What I'm listening to during this post: "Turn That Finger Around" by honeyhoney

1 comment:

  1. Hi Jay, this is actually the first post of yours that I have read, simply because I enjoy raw honesty and deep emotions, more so than the usual showcase of the surface of one's life. Which makes me believe that the two of us really have the potential to have long, deep conversations. (If I weren't so introverted, I'd show up at more of your parties, and actually try to talk!)

    First of all, I'm flabbergasted at what your coworkers said in each scenario. As someone who isn't as warm-hearted and accepting as you, I'd immediately deem them as unworthy of my time.
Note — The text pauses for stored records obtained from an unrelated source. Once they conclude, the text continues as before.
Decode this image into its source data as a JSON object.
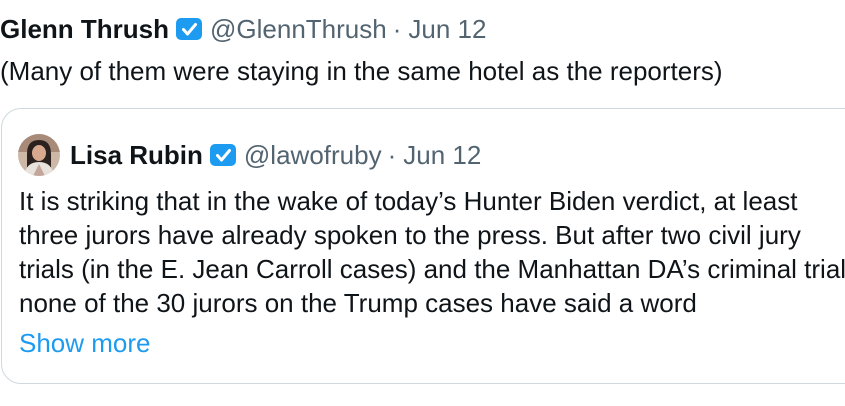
{
  "tweet": {
    "author_name": "Glenn Thrush",
    "author_handle": "@GlennThrush",
    "separator": "·",
    "date": "Jun 12",
    "text": "(Many of them were staying in the same hotel as the reporters)",
    "verified_icon": "verified-badge-icon"
  },
  "quote": {
    "author_name": "Lisa Rubin",
    "author_handle": "@lawofruby",
    "separator": "·",
    "date": "Jun 12",
    "lines": [
      "It is striking that in the wake of today’s Hunter Biden verdict, at least",
      "three jurors have already spoken to the press. But after two civil jury",
      "trials (in the E. Jean Carroll cases) and the Manhattan DA’s criminal trial,",
      "none of the 30 jurors on the Trump cases have said a word"
    ],
    "show_more": "Show more",
    "verified_icon": "verified-badge-icon"
  },
  "colors": {
    "text": "#0f1419",
    "secondary": "#536471",
    "link": "#1d9bf0",
    "verified": "#1d9bf0",
    "border": "#cfd9de"
  }
}
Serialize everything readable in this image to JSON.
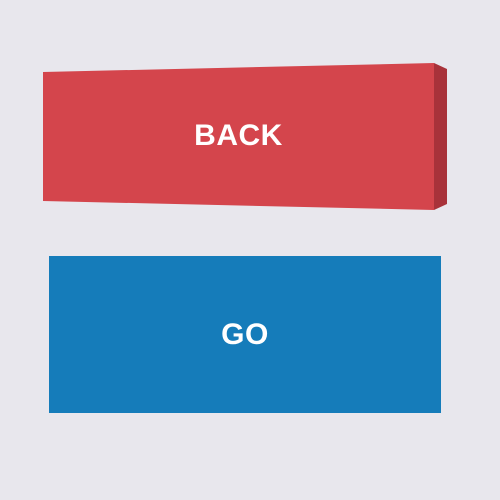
{
  "buttons": {
    "back": {
      "label": "BACK",
      "face_color": "#d4454c",
      "side_color": "#a8323a"
    },
    "go": {
      "label": "GO",
      "color": "#157cba"
    }
  },
  "background_color": "#e8e7ed",
  "text_color": "#ffffff"
}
    Secondly, as someone who (maybe, arguable) has too high of a self-esteem, I'm self-qualified to give advice on your "struggle".

    I think instead of focusing on your emotions of desiring adoration, which you've identified as something that's not always positive for yourself (struggle), try focusing on your thoughts and figure out why you would want someone to want you. Emotions are important, but that doesn't mean they aren't irrational, they occur without logic.

    So, take it one at a time. For example, when Chile guy said you won't get anywhere, recognize how that makes you feel, absorb your emotions, but also think about:

    1. Why did he say that? How does saying that help him? (my guess is envy and resentment, so taking a stab at you soothes his feelings)
    2. Why should you care that he said that? Does it actually impact your life in anyway?
    3. Why would you want someone so close-minded and helpless to want you? Would they add to or substract from your life?
    4. Decide whether to continue to maintain and improve the relationship, or decide to ignore and play a cordial game.

    Understandably, people who go by their emotions have a harder time ignoring those emotions and focusing on thoughts, but I think it will help! And I really enjoyed writing this, rather than just give you a pat on the back or tell you "don't listen to them, you're awesome", because while those acts are great, they're not extremely applicable or practical. And I'm a lover of all things practical, including philosophy.

    Anyway, this is getting too long. I'm not gonna lie, I didn't read the religious second half, but this post has helped me understand you more, which is awesome, and you may have just gained a new person who wants to spend more time with you.